IRS Tax Whistleblower Articles
Accounting Ethics Rules Give In-House CPAs the Green-Light to Blow the Whistle
By Scott A. Knott and Gregory S. Lynam, The Ferraro Law Firm
October 23, 2007
Washington (DC), The Internal Revenue Service has created the new IRS Whistleblower Office as required by the December 2006 amendments to 26 USCA § 7623. The new office will handle all tax whistleblower submissions. Whether a professional can make a submission to the IRS is now more important than ever, because amended section 7623 provides a greatly increased financial incentive - 15 to 30 percent of the total amount collected by the IRS with no ceiling on awards - for individuals with information about tax underpayments.
Professional advisors representing companies or wealthy individuals who have discovered information about large tax underpayments have a strong financial incentive to use the high quality information obtained while servicing the taxpayer in a submission to the IRS Whistleblower Office. The question is what these professionals can do about it. Debate still rages as to whether amended section 7623 of the Internal Revenue Code is a federal statute specifically authorizing disclosure that would override any state or professional organizations' rules against disclosing confidential information for individuals like attorneys and accountants, but the American Institute of Certified Public Accountants Code of Professional Conduct makes it clear that at least one group of CPAs has a green light.
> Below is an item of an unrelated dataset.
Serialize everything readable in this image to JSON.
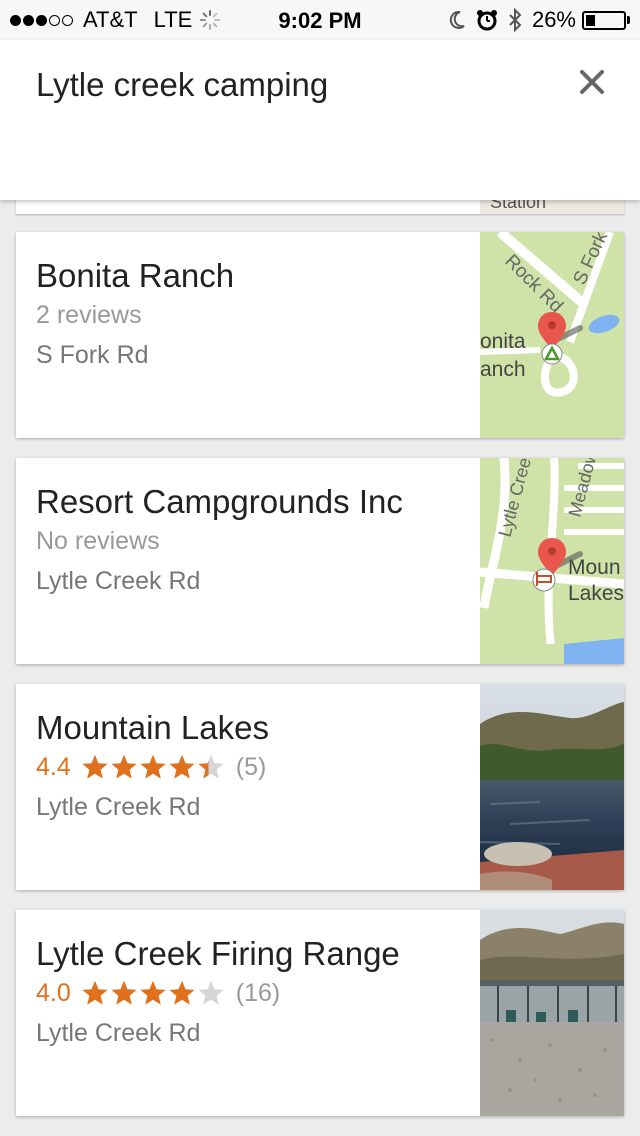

The AICPA adopted The Code of Professional Conduct to provide guidance and rules to all members in the performance of their professional responsibilities. Many states have adopted the AICPA Code. In general, CPAs must, much like attorneys, maintain the confidential information of their clients. See, AICPA rule 301. A key distinction, however, lies in the definition of a client. Under AICPA section 92 - Definitions .03, a client is defined as "any person or entity, other than the member's employer, that engages a member or a member's firm to perform professional services or a person or entity with respect to which professional services are performed." (emphasis added). Because a large portion of the more than one million accountants in the United States are directly employed by the companies and wealthy individuals they service, the AICPA carves out a huge section of accountants in the United States from its rule requiring the maintenance of confidential information. Therefore, in-house accountants are not violating the AICPA Code of Professional Conduct by making a tax whistleblower submission.
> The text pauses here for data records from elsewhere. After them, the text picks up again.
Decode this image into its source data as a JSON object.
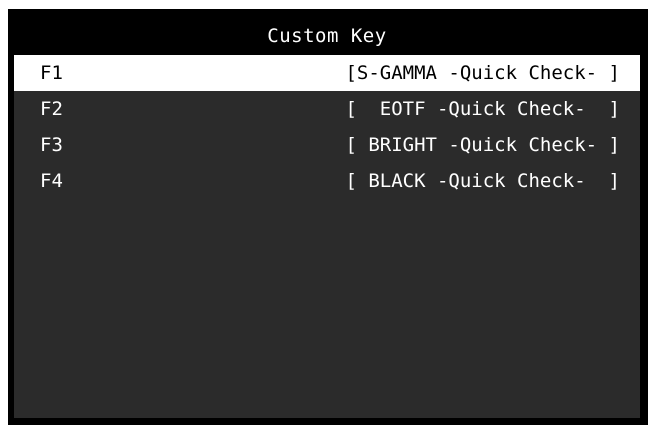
{
  "menu": {
    "title": "Custom Key",
    "items": [
      {
        "key": "F1",
        "value": "[S-GAMMA -Quick Check- ]",
        "selected": true
      },
      {
        "key": "F2",
        "value": "[  EOTF -Quick Check-  ]",
        "selected": false
      },
      {
        "key": "F3",
        "value": "[ BRIGHT -Quick Check- ]",
        "selected": false
      },
      {
        "key": "F4",
        "value": "[ BLACK -Quick Check-  ]",
        "selected": false
      }
    ]
  },
  "colors": {
    "header_bg": "#000000",
    "body_bg": "#2b2b2b",
    "selected_bg": "#ffffff",
    "text": "#ffffff",
    "selected_text": "#000000"
  }
}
A tax attorney specializing in tax whistleblower law can help you determine your ability to make a submission to the IRS Whistleblower Office. If you are interested in more information about this and other topics involving tax whistleblower law visit http://www.tax-whistleblower.com/.